Chancellor Adenauer said that he personally had never believed that the United States was taking a weaker position. However, he had been surprised that this thought had been expressed to him by many of the Americans he had just met in New York.4 These comments might, of course, be election year rumors.

Secretary Herter replied that the best symbol of our position was our Berlin contingency planning. We had carried this planning to the point of envisaging preparations for war over Berlin. The Secretary added that he did not know whom the Chancellor had seen in New York, but that he was glad that the Chancellor had come to Washington to learn the facts.

[Page 231]
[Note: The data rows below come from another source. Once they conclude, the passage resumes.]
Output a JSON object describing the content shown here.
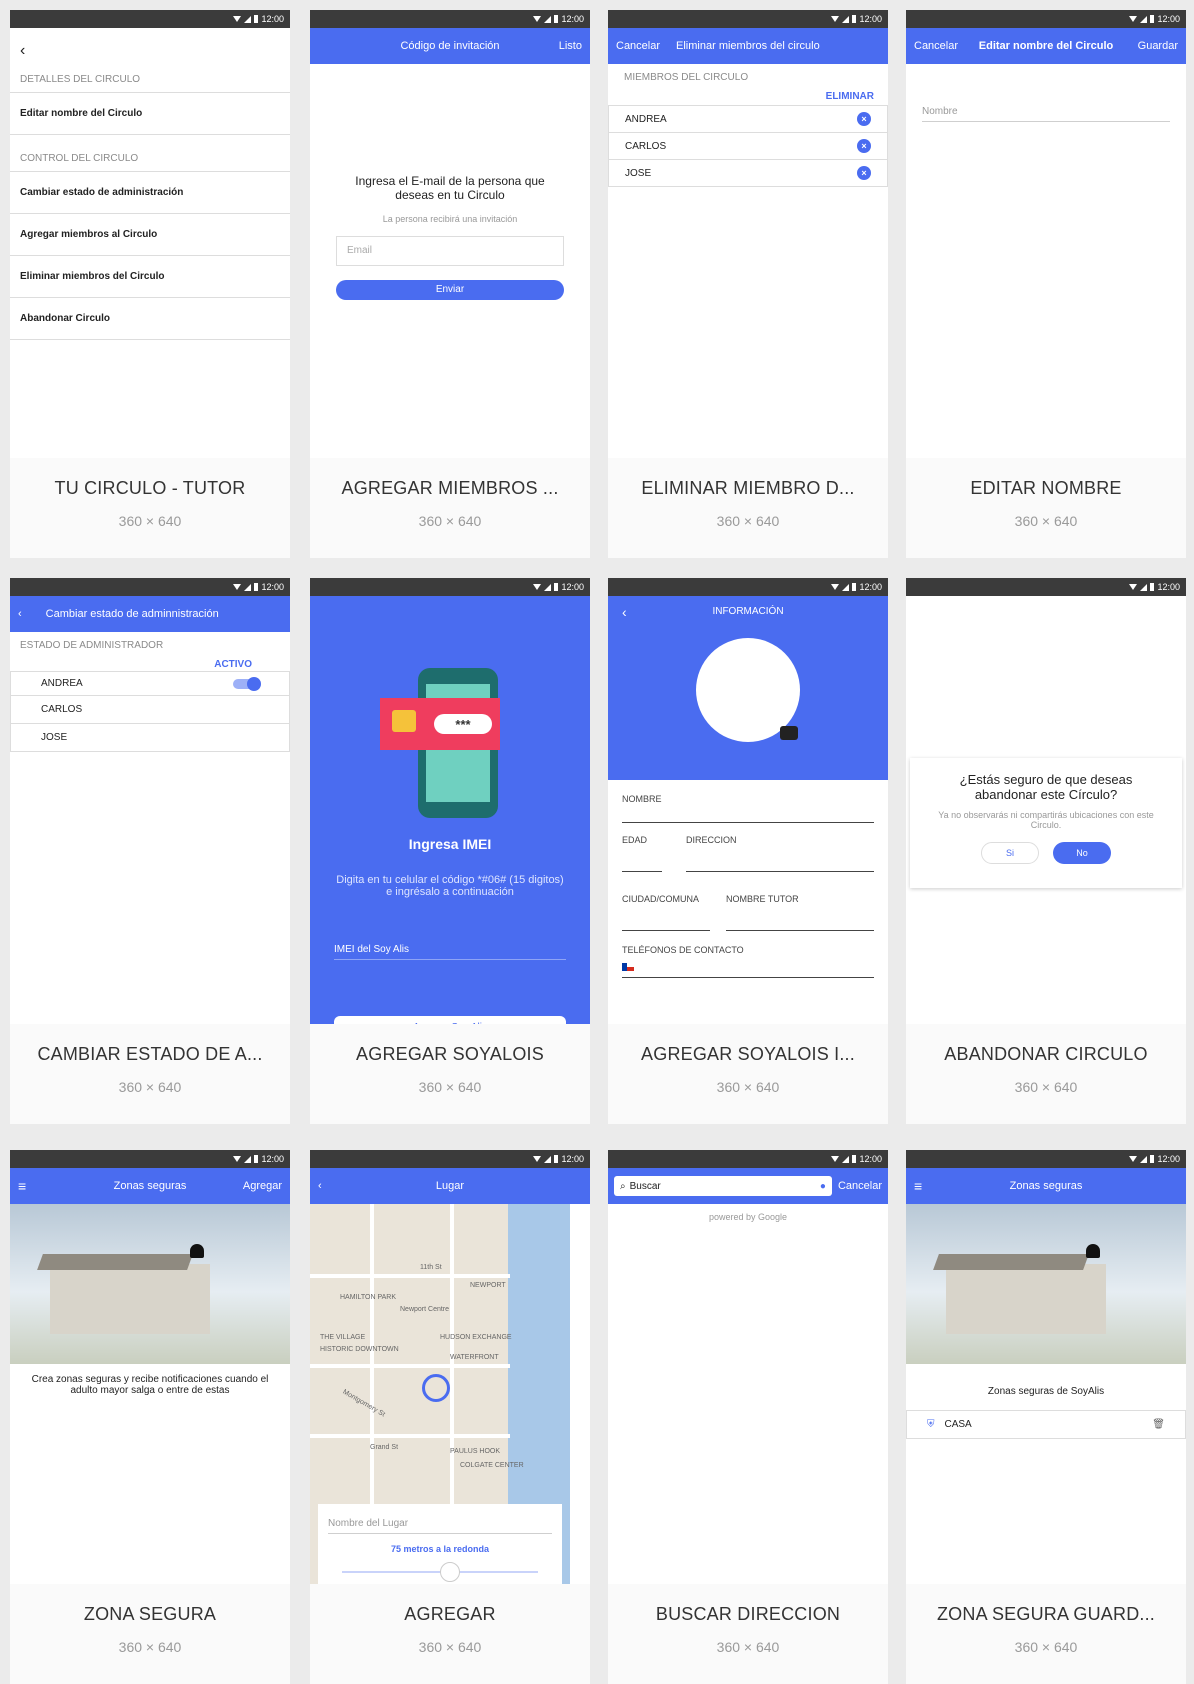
{
  "status_time": "12:00",
  "screens": [
    {
      "title": "TU CIRCULO - TUTOR",
      "size": "360 × 640",
      "section1": "DETALLES DEL CIRCULO",
      "row_edit": "Editar nombre del Circulo",
      "section2": "CONTROL DEL CIRCULO",
      "rows": [
        "Cambiar estado de administración",
        "Agregar miembros al Circulo",
        "Eliminar miembros del Circulo",
        "Abandonar Circulo"
      ]
    },
    {
      "title": "AGREGAR MIEMBROS ...",
      "size": "360 × 640",
      "bar_title": "Código de invitación",
      "bar_right": "Listo",
      "heading": "Ingresa el E-mail de la persona que deseas en tu Circulo",
      "sub": "La persona recibirá una invitación",
      "email_placeholder": "Email",
      "send": "Enviar"
    },
    {
      "title": "ELIMINAR MIEMBRO D...",
      "size": "360 × 640",
      "bar_left": "Cancelar",
      "bar_title": "Eliminar miembros del circulo",
      "section": "MIEMBROS DEL CIRCULO",
      "action": "ELIMINAR",
      "members": [
        "ANDREA",
        "CARLOS",
        "JOSE"
      ]
    },
    {
      "title": "EDITAR NOMBRE",
      "size": "360 × 640",
      "bar_left": "Cancelar",
      "bar_title": "Editar nombre del Circulo",
      "bar_right": "Guardar",
      "field": "Nombre"
    },
    {
      "title": "CAMBIAR ESTADO DE A...",
      "size": "360 × 640",
      "bar_title": "Cambiar estado de adminnistración",
      "section": "ESTADO DE ADMINISTRADOR",
      "active": "ACTIVO",
      "members": [
        "ANDREA",
        "CARLOS",
        "JOSE"
      ]
    },
    {
      "title": "AGREGAR SOYALOIS",
      "size": "360 × 640",
      "password_mask": "***",
      "heading": "Ingresa IMEI",
      "desc": "Digita en tu celular el código *#06# (15 digitos) e ingrésalo a continuación",
      "field": "IMEI del Soy Alis",
      "button": "Agregar Soy Alis"
    },
    {
      "title": "AGREGAR SOYALOIS I...",
      "size": "360 × 640",
      "bar_title": "INFORMACIÓN",
      "f_nombre": "NOMBRE",
      "f_edad": "EDAD",
      "f_direccion": "DIRECCION",
      "f_ciudad": "CIUDAD/COMUNA",
      "f_tutor": "NOMBRE TUTOR",
      "f_telefonos": "TELÉFONOS DE CONTACTO"
    },
    {
      "title": "ABANDONAR CIRCULO",
      "size": "360 × 640",
      "question": "¿Estás seguro de que deseas abandonar este Círculo?",
      "note": "Ya no observarás ni compartirás ubicaciones con este Circulo.",
      "yes": "Si",
      "no": "No"
    },
    {
      "title": "ZONA SEGURA",
      "size": "360 × 640",
      "bar_title": "Zonas seguras",
      "bar_right": "Agregar",
      "desc": "Crea zonas seguras y recibe notificaciones cuando el adulto mayor salga o entre de estas"
    },
    {
      "title": "AGREGAR",
      "size": "360 × 640",
      "bar_title": "Lugar",
      "map_labels": [
        "HAMILTON PARK",
        "Newport Centre",
        "NEWPORT",
        "THE VILLAGE",
        "HISTORIC DOWNTOWN",
        "HUDSON EXCHANGE",
        "WATERFRONT",
        "Montgomery St",
        "Grand St",
        "PAULUS HOOK",
        "COLGATE CENTER",
        "11th St"
      ],
      "place_field": "Nombre del Lugar",
      "radius": "75 metros a la redonda"
    },
    {
      "title": "BUSCAR DIRECCION",
      "size": "360 × 640",
      "search": "Buscar",
      "cancel": "Cancelar",
      "powered": "powered by Google"
    },
    {
      "title": "ZONA SEGURA GUARD...",
      "size": "360 × 640",
      "bar_title": "Zonas seguras",
      "subtitle": "Zonas seguras de SoyAlis",
      "zone": "CASA"
    }
  ],
  "colors": {
    "primary": "#4a6cf0",
    "status_bar": "#3b3b3b",
    "lock_red": "#ef3d5e"
  }
}
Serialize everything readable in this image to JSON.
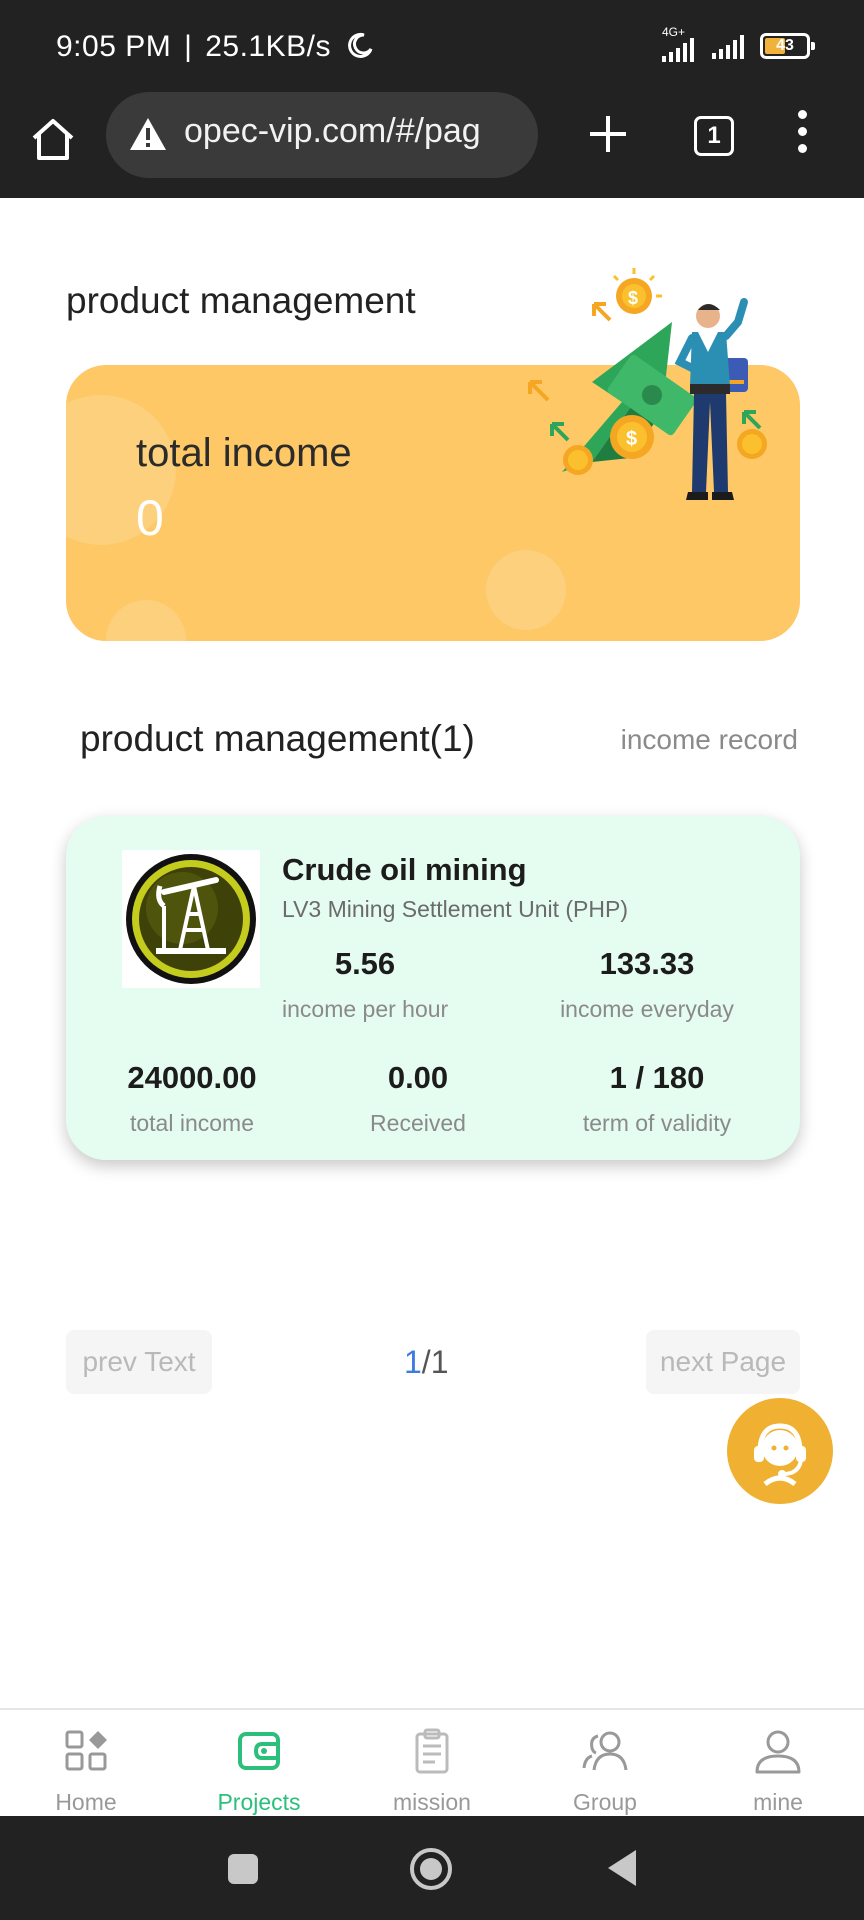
{
  "status_bar": {
    "time": "9:05 PM",
    "speed": "25.1KB/s",
    "network": "4G+",
    "battery": "43",
    "moon_icon": "moon-icon"
  },
  "browser": {
    "url": "opec-vip.com/#/pag",
    "tab_count": "1",
    "icons": [
      "home-icon",
      "warning-icon",
      "plus-icon",
      "tabs-icon",
      "more-icon"
    ]
  },
  "page": {
    "title": "product management",
    "income_card": {
      "label": "total income",
      "value": "0"
    },
    "section": {
      "title": "product management(1)",
      "record_link": "income record"
    },
    "product": {
      "name": "Crude oil mining",
      "unit": "LV3 Mining Settlement Unit (PHP)",
      "stats": {
        "per_hour_value": "5.56",
        "per_hour_label": "income per hour",
        "everyday_value": "133.33",
        "everyday_label": "income everyday",
        "total_value": "24000.00",
        "total_label": "total income",
        "received_value": "0.00",
        "received_label": "Received",
        "term_value": "1 / 180",
        "term_label": "term of validity"
      }
    },
    "pagination": {
      "prev": "prev Text",
      "current": "1",
      "separator": "/",
      "total": "1",
      "next": "next Page"
    }
  },
  "bottom_nav": {
    "items": [
      {
        "label": "Home",
        "icon": "grid-icon"
      },
      {
        "label": "Projects",
        "icon": "wallet-icon"
      },
      {
        "label": "mission",
        "icon": "clipboard-icon"
      },
      {
        "label": "Group",
        "icon": "group-icon"
      },
      {
        "label": "mine",
        "icon": "user-icon"
      }
    ],
    "active": "Projects"
  },
  "colors": {
    "accent_green": "#2cbf7c",
    "card_yellow": "#fdc865",
    "product_card_bg": "#e5fcf1",
    "pager_blue": "#3d7be0",
    "support_orange": "#f0b133"
  }
}
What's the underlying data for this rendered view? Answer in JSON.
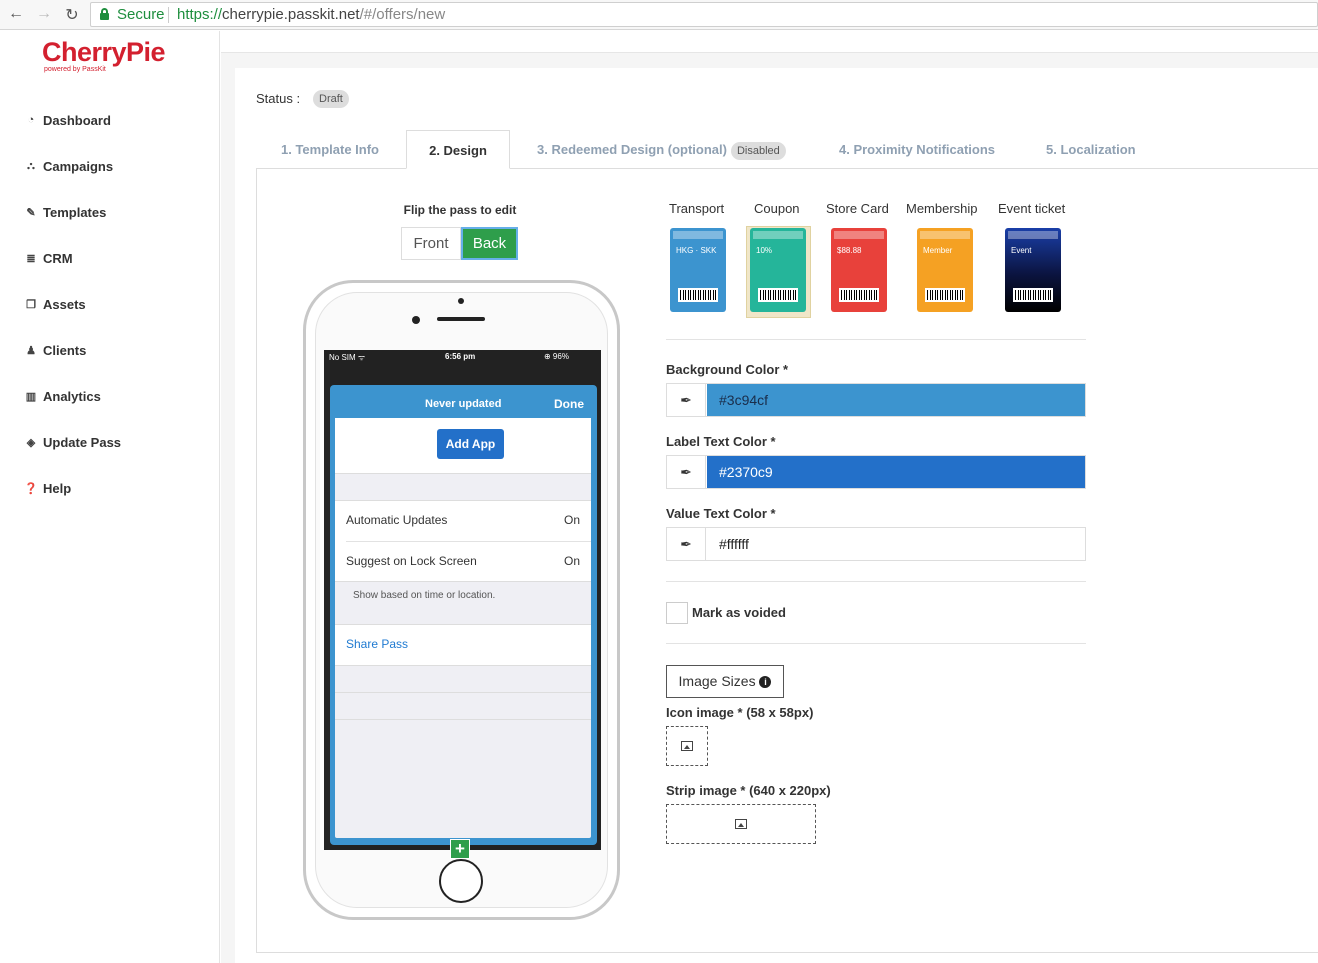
{
  "browser": {
    "secure_label": "Secure",
    "url_proto": "https://",
    "url_host": "cherrypie.passkit.net",
    "url_path": "/#/offers/new"
  },
  "logo": {
    "name": "CherryPie",
    "tagline": "powered by PassKit"
  },
  "sidebar": {
    "items": [
      {
        "label": "Dashboard",
        "icon": "dashboard-icon"
      },
      {
        "label": "Campaigns",
        "icon": "sitemap-icon"
      },
      {
        "label": "Templates",
        "icon": "pencil-icon"
      },
      {
        "label": "CRM",
        "icon": "database-icon"
      },
      {
        "label": "Assets",
        "icon": "copy-icon"
      },
      {
        "label": "Clients",
        "icon": "user-icon"
      },
      {
        "label": "Analytics",
        "icon": "bar-chart-icon"
      },
      {
        "label": "Update Pass",
        "icon": "tag-icon"
      },
      {
        "label": "Help",
        "icon": "question-icon"
      }
    ]
  },
  "status": {
    "label": "Status :",
    "badge": "Draft"
  },
  "tabs": [
    {
      "label": "1. Template Info"
    },
    {
      "label": "2. Design"
    },
    {
      "label": "3. Redeemed Design (optional)",
      "badge": "Disabled"
    },
    {
      "label": "4. Proximity Notifications"
    },
    {
      "label": "5. Localization"
    }
  ],
  "flip": {
    "title": "Flip the pass to edit",
    "front": "Front",
    "back": "Back"
  },
  "phone": {
    "status_left": "No SIM ᯤ",
    "status_time": "6:56 pm",
    "status_right": "⊕ 96%",
    "pass_header": "Never updated",
    "done": "Done",
    "add_app": "Add App",
    "rows": [
      {
        "label": "Automatic Updates",
        "value": "On"
      },
      {
        "label": "Suggest on Lock Screen",
        "value": "On"
      }
    ],
    "hint": "Show based on time or location.",
    "share": "Share Pass"
  },
  "pass_types": [
    {
      "label": "Transport",
      "color": "#3c94cf"
    },
    {
      "label": "Coupon",
      "color": "#25b59a"
    },
    {
      "label": "Store Card",
      "color": "#e8413b"
    },
    {
      "label": "Membership",
      "color": "#f5a123"
    },
    {
      "label": "Event ticket",
      "color": "#1a2a6c"
    }
  ],
  "colors": {
    "background": {
      "label": "Background Color *",
      "value": "#3c94cf"
    },
    "label_text": {
      "label": "Label Text Color *",
      "value": "#2370c9"
    },
    "value_text": {
      "label": "Value Text Color *",
      "value": "#ffffff"
    }
  },
  "voided": {
    "label": "Mark as voided"
  },
  "image_sizes": {
    "label": "Image Sizes"
  },
  "icon_image": {
    "label": "Icon image * (58 x 58px)"
  },
  "strip_image": {
    "label": "Strip image * (640 x 220px)"
  }
}
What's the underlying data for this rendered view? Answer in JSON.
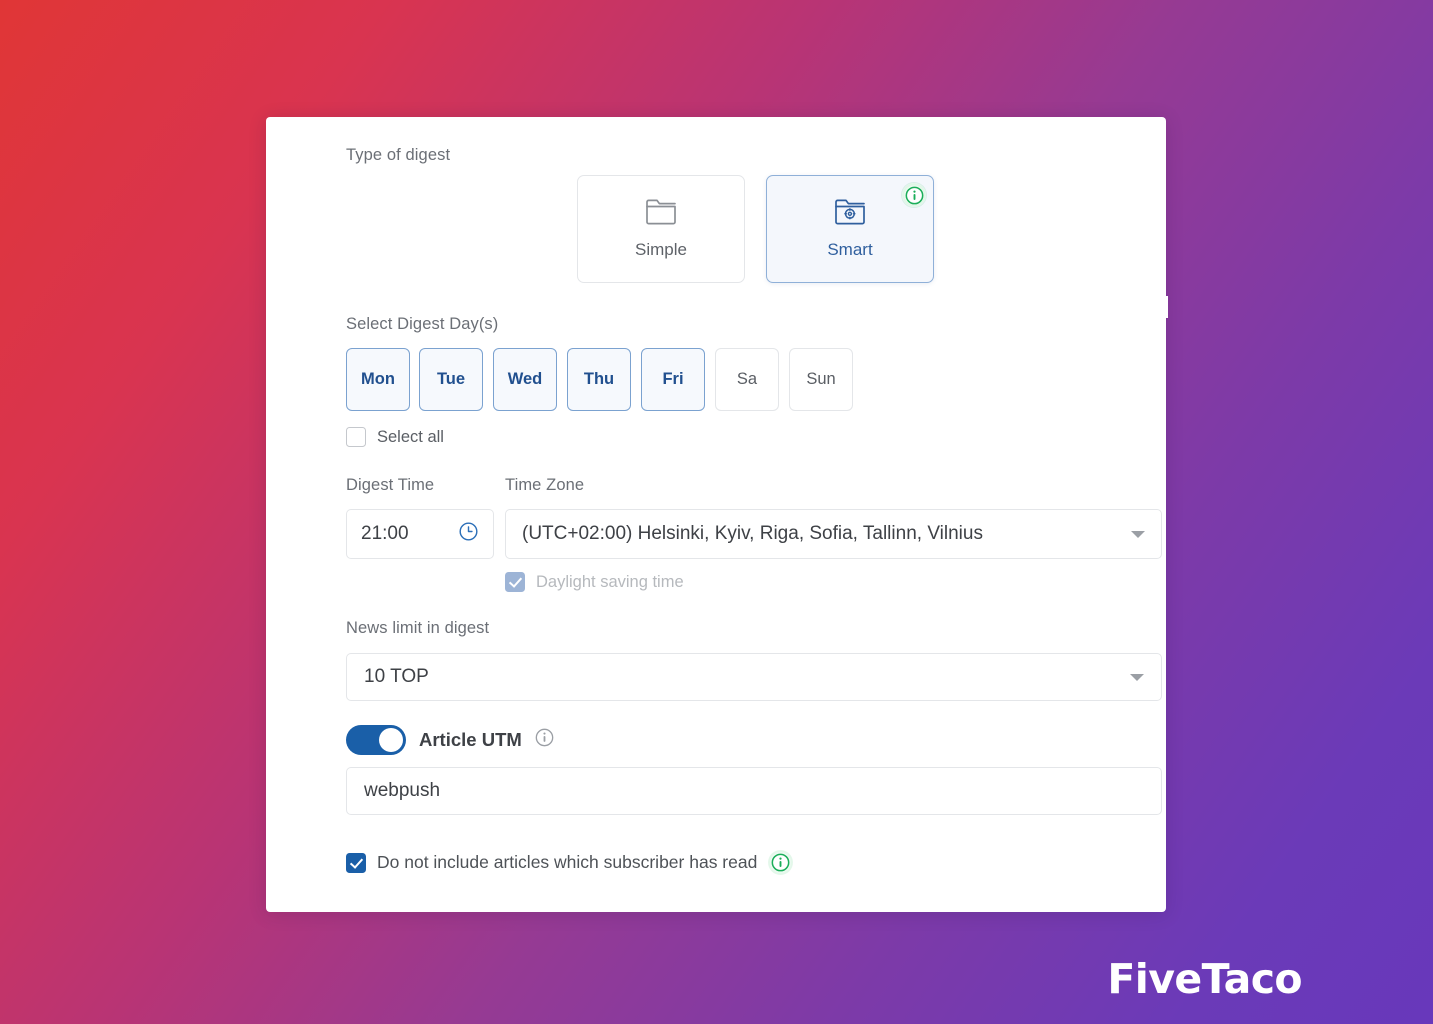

Chancellor Adenauer then pointed out that half of the time for preparation for the Summit, which began with the Western Summit last December, had already elapsed. He raised the question whether the Western Powers would be able to work out a completely agreed position by mid-May. He asked whether the Secretary, as coordinator of Summit preparations, would try to expedite these preparations.

Secretary Herter said that he agreed completely that preparations should be speeded up. Referring to the agreement of the President and the Chancellor that morning that disarmament was the most important item, he said that he hoped we would have a better idea in the next three weeks what line the Soviets will take and what the possibilities of serious negotiation are.5

  1. Source: Department of State, Central Files, 762.00/3–1560. Secret. Drafted by McKiernan, initialed by Kohler, and approved in S on March 28.
  2. For documentation on the Geneva Foreign Ministers Meeting May 11–August 5, 1959, see volume VIII.
  3. For text, see Foreign Relations, 1949, vol. III, pp. 751 and 1602–1065.
  4. For text of the joint statement issued following the morning conversations, see American Foreign Policy: Current Documents, 1960, p. 363.
  5. See Document 89.
  6. Following the consideration of Germany and Berlin, the discussion then turned to German assets, German aid to underdeveloped countries, and [text not declassified]. See Documents 254 and 255.